Denis Adam leaves behind a rich cultural legacy

Victoria University of Wellington says philanthropist and passionate arts advocate Denis Adam, who has died at the age of 94, will be greatly missed.

Denis and his wife Verna began collecting art in the 1960s, and in 1975 they established the Adam Foundation to manage their growing collection. The Foundation's activities later extended to supporting the arts in New Zealand, with a particular focus on emerging artists.

One of their largest donations was given to Victoria University of Wellington to establish the Adam Art Gallery in 1998. Denis and Verna also supported the creation of the Adam Concert Room and fund the Adam Foundation Prize for Creative Writing, given to the top MA Creative Writing (poetry, fiction and creative nonfiction) student each year at the International Institute of Modern Letters. Most recently, the Adam Foundation confirmed a significant gift towards the national music centre.

Vice-Chancellor Professor Grant Guilford says Denis and Verna have made an immense contribution to Victoria University of Wellington.

“Their generous philanthropy, vision and commitment to scholarships and arts initiatives both enables young New Zealanders to pursue their talents in the arts and ensures the University can provide our students with exceptional programmes in Creative Writing, Music and the visual arts.

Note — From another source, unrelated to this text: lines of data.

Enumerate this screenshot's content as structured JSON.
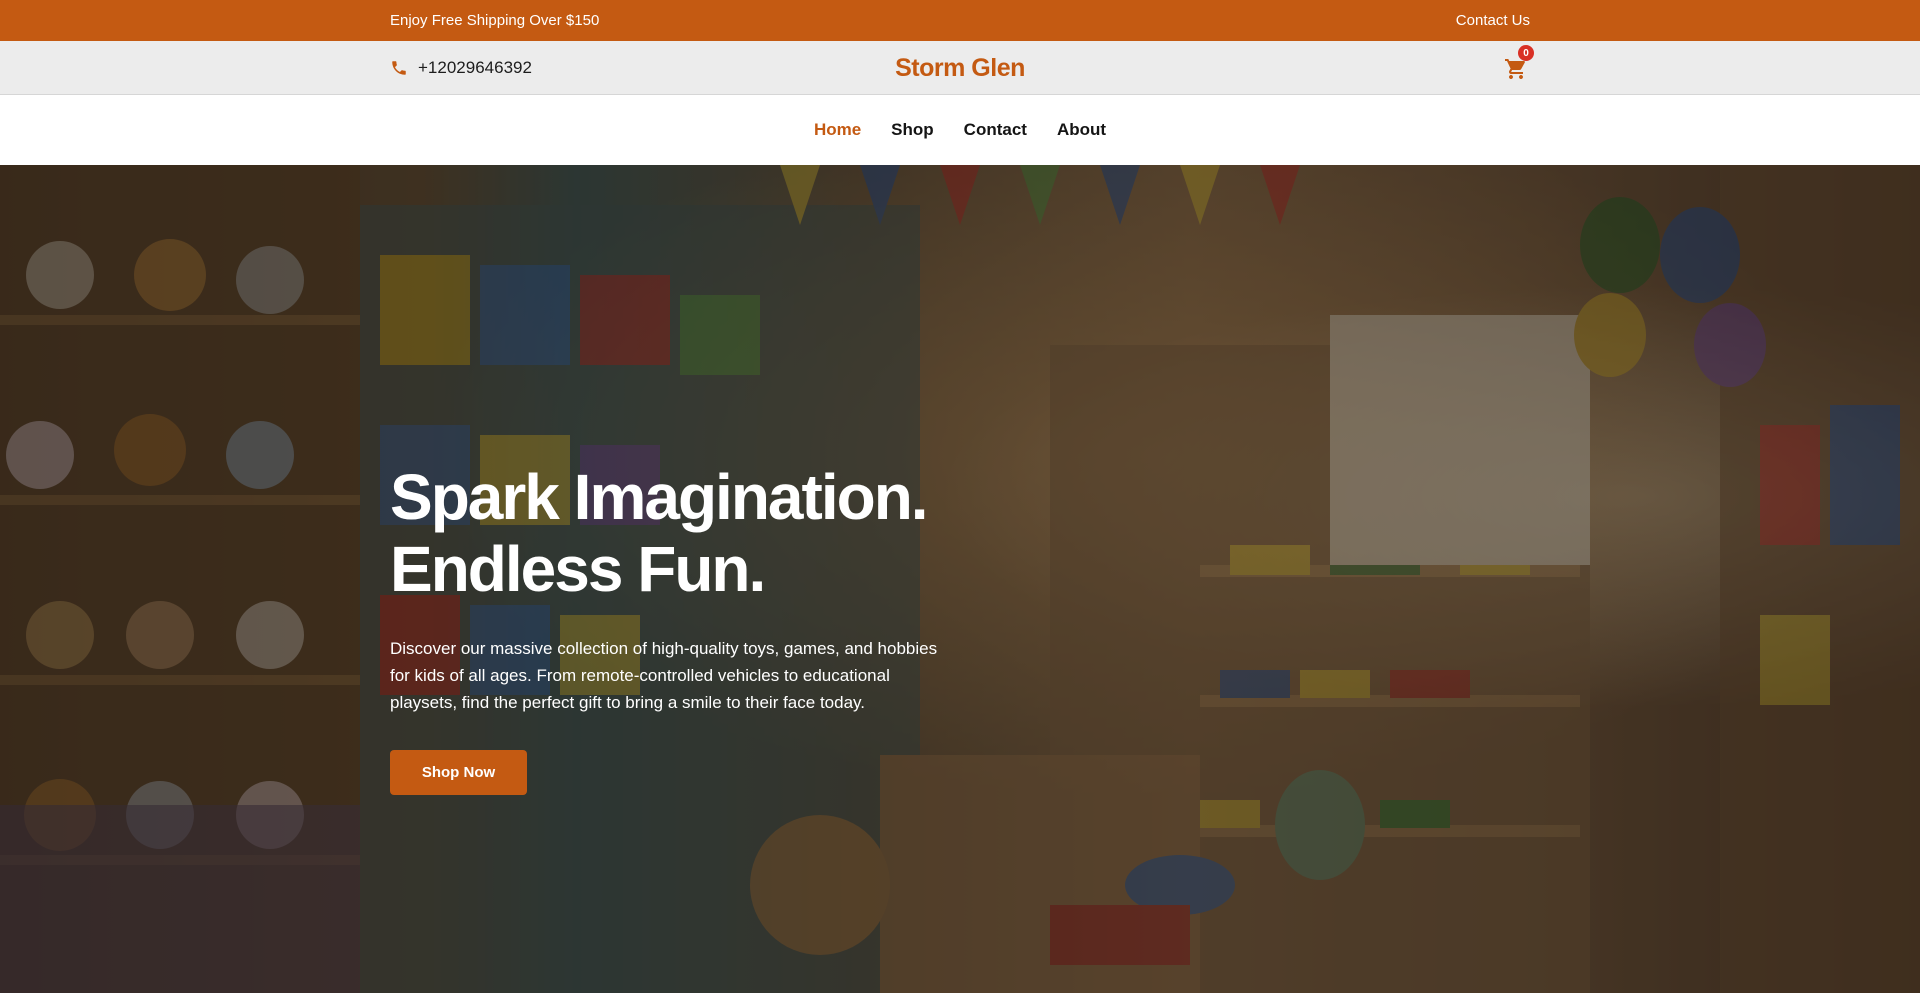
{
  "topbar": {
    "promo_text": "Enjoy Free Shipping Over $150",
    "contact_link": "Contact Us"
  },
  "header": {
    "phone": "+12029646392",
    "brand": "Storm Glen",
    "cart_count": "0"
  },
  "nav": {
    "items": [
      {
        "label": "Home",
        "active": true
      },
      {
        "label": "Shop",
        "active": false
      },
      {
        "label": "Contact",
        "active": false
      },
      {
        "label": "About",
        "active": false
      }
    ]
  },
  "hero": {
    "title_line1": "Spark Imagination.",
    "title_line2": "Endless Fun.",
    "description": "Discover our massive collection of high-quality toys, games, and hobbies for kids of all ages. From remote-controlled vehicles to educational playsets, find the perfect gift to bring a smile to their face today.",
    "cta_label": "Shop Now"
  },
  "colors": {
    "accent": "#c45a12",
    "badge": "#d93025"
  },
  "icons": {
    "phone": "phone-icon",
    "cart": "cart-icon"
  }
}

“Their support of the outstanding Adam Concert Room and Adam Art Gallery has given thousands of people the opportunity to access world-renowned arts and music. The Adam Foundation’s gift to the national music centre will be a wonderful legacy to continue Denis’s vision and inspire others to lead through philanthropy.”

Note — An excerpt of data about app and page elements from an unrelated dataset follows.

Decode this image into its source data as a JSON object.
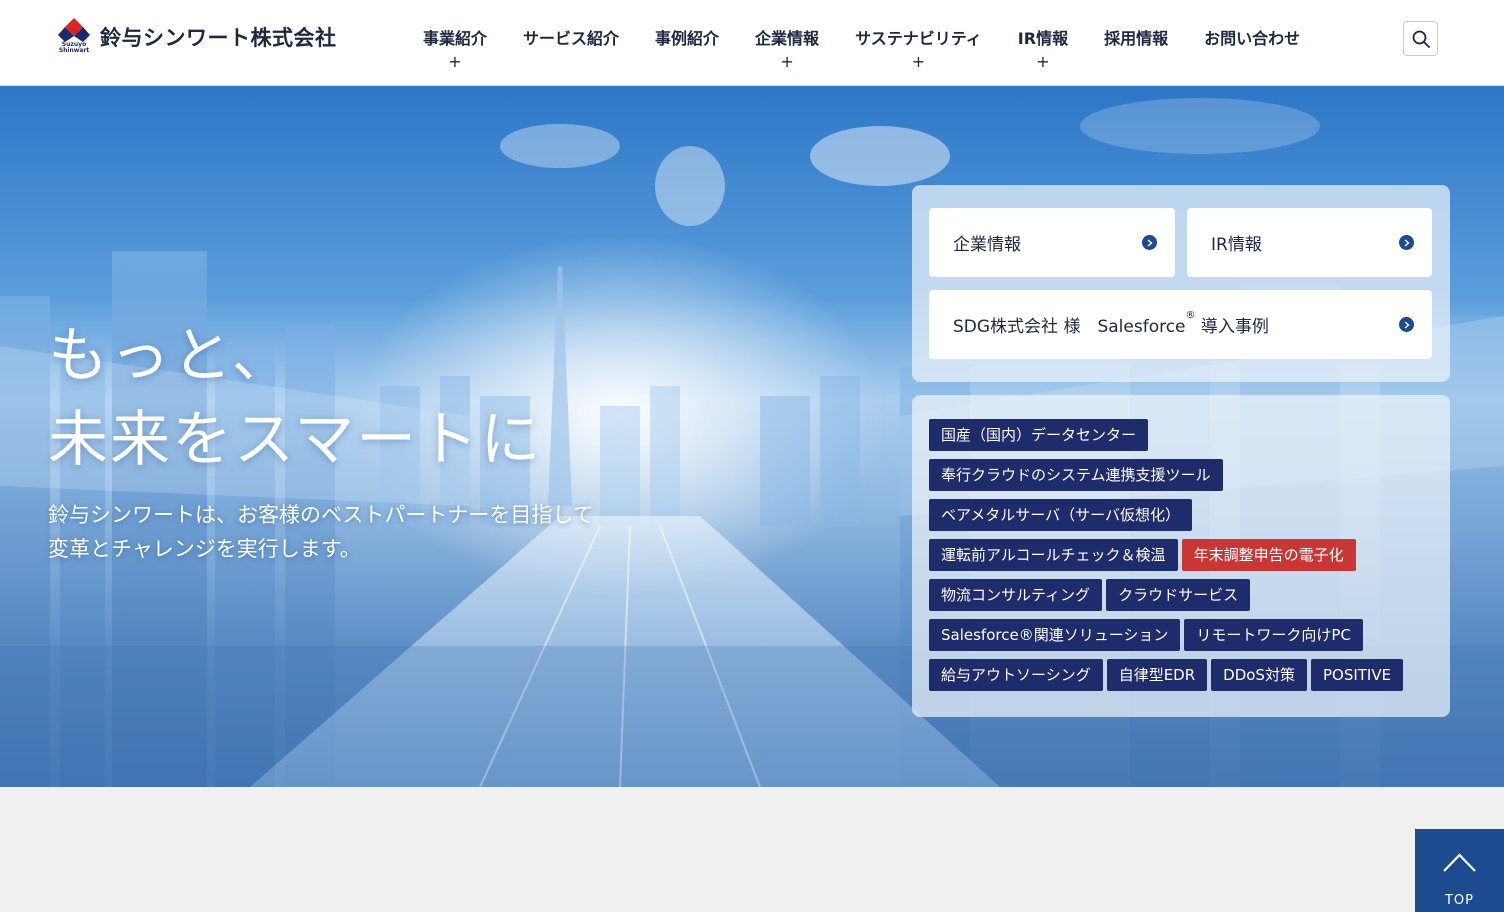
{
  "brand": {
    "name": "鈴与シンワート株式会社",
    "sub": "Suzuyo Shinwart",
    "colors": {
      "red": "#d7252a",
      "blue": "#1b2a6b"
    }
  },
  "nav": {
    "items": [
      {
        "label": "事業紹介",
        "expandable": "+"
      },
      {
        "label": "サービス紹介",
        "expandable": ""
      },
      {
        "label": "事例紹介",
        "expandable": ""
      },
      {
        "label": "企業情報",
        "expandable": "+"
      },
      {
        "label": "サステナビリティ",
        "expandable": "+"
      },
      {
        "label": "IR情報",
        "expandable": "+"
      },
      {
        "label": "採用情報",
        "expandable": ""
      },
      {
        "label": "お問い合わせ",
        "expandable": ""
      }
    ],
    "search_icon": "search-icon"
  },
  "hero": {
    "title_line1": "もっと、",
    "title_line2": "未来をスマートに",
    "sub_line1": "鈴与シンワートは、お客様のベストパートナーを目指して",
    "sub_line2": "変革とチャレンジを実行します。"
  },
  "links": {
    "corporate": "企業情報",
    "ir": "IR情報",
    "case_prefix": "SDG株式会社 様　Salesforce",
    "case_reg": "®",
    "case_suffix": " 導入事例"
  },
  "tags": {
    "rows": [
      [
        {
          "label": "国産（国内）データセンター",
          "highlight": false
        }
      ],
      [
        {
          "label": "奉行クラウドのシステム連携支援ツール",
          "highlight": false
        }
      ],
      [
        {
          "label": "ベアメタルサーバ（サーバ仮想化）",
          "highlight": false
        }
      ],
      [
        {
          "label": "運転前アルコールチェック＆検温",
          "highlight": false
        },
        {
          "label": "年末調整申告の電子化",
          "highlight": true
        }
      ],
      [
        {
          "label": "物流コンサルティング",
          "highlight": false
        },
        {
          "label": "クラウドサービス",
          "highlight": false
        }
      ],
      [
        {
          "label": "Salesforce®関連ソリューション",
          "highlight": false
        },
        {
          "label": "リモートワーク向けPC",
          "highlight": false
        }
      ],
      [
        {
          "label": "給与アウトソーシング",
          "highlight": false
        },
        {
          "label": "自律型EDR",
          "highlight": false
        },
        {
          "label": "DDoS対策",
          "highlight": false
        },
        {
          "label": "POSITIVE",
          "highlight": false
        }
      ]
    ]
  },
  "to_top": {
    "label": "TOP"
  }
}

Adam Art Gallery director Christina Barton says Denis was a “wonderful benefactor” whose philanthropy came with no strings attached.

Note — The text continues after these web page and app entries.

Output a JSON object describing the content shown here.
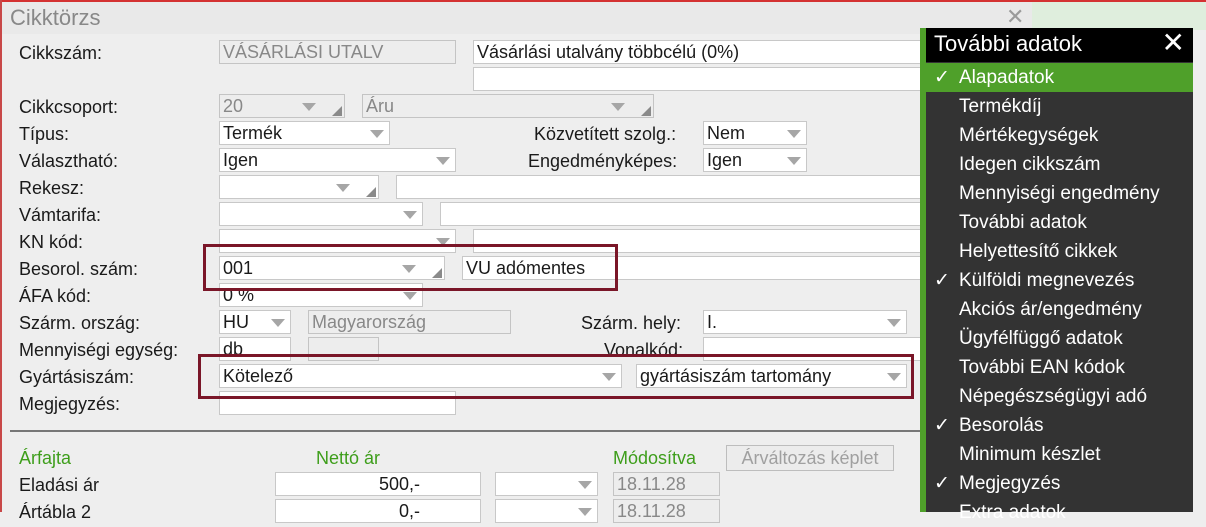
{
  "window": {
    "title": "Cikktörzs",
    "close_glyph": "✕"
  },
  "form": {
    "cikkszam": {
      "label": "Cikkszám:",
      "code": "VÁSÁRLÁSI UTALV",
      "name": "Vásárlási utalvány többcélú (0%)",
      "name2": ""
    },
    "cikkcsoport": {
      "label": "Cikkcsoport:",
      "code": "20",
      "name": "Áru"
    },
    "tipus": {
      "label": "Típus:",
      "value": "Termék"
    },
    "kozvetitett": {
      "label": "Közvetített szolg.:",
      "value": "Nem"
    },
    "valaszthato": {
      "label": "Választható:",
      "value": "Igen"
    },
    "engedmenykepes": {
      "label": "Engedményképes:",
      "value": "Igen"
    },
    "rekesz": {
      "label": "Rekesz:",
      "value": "",
      "text": ""
    },
    "vamtarifa": {
      "label": "Vámtarifa:",
      "value": "",
      "text": ""
    },
    "kn": {
      "label": "KN kód:",
      "value": "",
      "text": ""
    },
    "besorol": {
      "label": "Besorol. szám:",
      "code": "001",
      "name": "VU adómentes"
    },
    "afa": {
      "label": "ÁFA kód:",
      "value": "0 %"
    },
    "szarm_orszag": {
      "label": "Szárm. ország:",
      "code": "HU",
      "name": "Magyarország"
    },
    "szarm_hely": {
      "label": "Szárm. hely:",
      "value": "I."
    },
    "menny_egyseg": {
      "label": "Mennyiségi egység:",
      "value": "db",
      "value2": ""
    },
    "vonalkod": {
      "label": "Vonalkód:",
      "value": ""
    },
    "gyartasiszam": {
      "label": "Gyártásiszám:",
      "value": "Kötelező",
      "range": "gyártásiszám tartomány"
    },
    "megjegyzes": {
      "label": "Megjegyzés:",
      "value": ""
    }
  },
  "prices": {
    "headers": {
      "type": "Árfajta",
      "net": "Nettó ár",
      "modified": "Módosítva",
      "formula_button": "Árváltozás képlet"
    },
    "rows": [
      {
        "name": "Eladási ár",
        "net": "500,-",
        "currency": "",
        "date": "18.11.28"
      },
      {
        "name": "Ártábla 2",
        "net": "0,-",
        "currency": "",
        "date": "18.11.28"
      }
    ]
  },
  "panel": {
    "title": "További adatok",
    "close_glyph": "✕",
    "check_glyph": "✓",
    "items": [
      {
        "label": "Alapadatok",
        "checked": true,
        "active": true
      },
      {
        "label": "Termékdíj",
        "checked": false,
        "active": false
      },
      {
        "label": "Mértékegységek",
        "checked": false,
        "active": false
      },
      {
        "label": "Idegen cikkszám",
        "checked": false,
        "active": false
      },
      {
        "label": "Mennyiségi engedmény",
        "checked": false,
        "active": false
      },
      {
        "label": "További adatok",
        "checked": false,
        "active": false
      },
      {
        "label": "Helyettesítő cikkek",
        "checked": false,
        "active": false
      },
      {
        "label": "Külföldi megnevezés",
        "checked": true,
        "active": false
      },
      {
        "label": "Akciós ár/engedmény",
        "checked": false,
        "active": false
      },
      {
        "label": "Ügyfélfüggő adatok",
        "checked": false,
        "active": false
      },
      {
        "label": "További EAN kódok",
        "checked": false,
        "active": false
      },
      {
        "label": "Népegészségügyi adó",
        "checked": false,
        "active": false
      },
      {
        "label": "Besorolás",
        "checked": true,
        "active": false
      },
      {
        "label": "Minimum készlet",
        "checked": false,
        "active": false
      },
      {
        "label": "Megjegyzés",
        "checked": true,
        "active": false
      },
      {
        "label": "Extra adatok",
        "checked": false,
        "active": false
      }
    ]
  },
  "colors": {
    "accent_green": "#4fa02a",
    "highlight_border": "#7a1628",
    "panel_bg": "#333333"
  }
}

“Denis has made an indelible contribution to the culture of Wellington across all arts—music, literature and visual arts. He has helped organisations and artists over many years and that has made a real difference in this city. He was an open-minded and open-hearted person.”

Denis was of German-Jewish ancestry and spent his early childhood in Germany. His family fled to Scotland to escape Nazi persecution, and he was educated in Scotland and England. He served as bomber pilot in the RAF during World War II under a New Zealand commanding officer, and after the war he emigrated to New Zealand. After working in a factory and a service station, Denis embarked on a successful business career and became a leading philanthropist. Together with his wife Verna, their generosity has transformed the cultural landscape of New Zealand.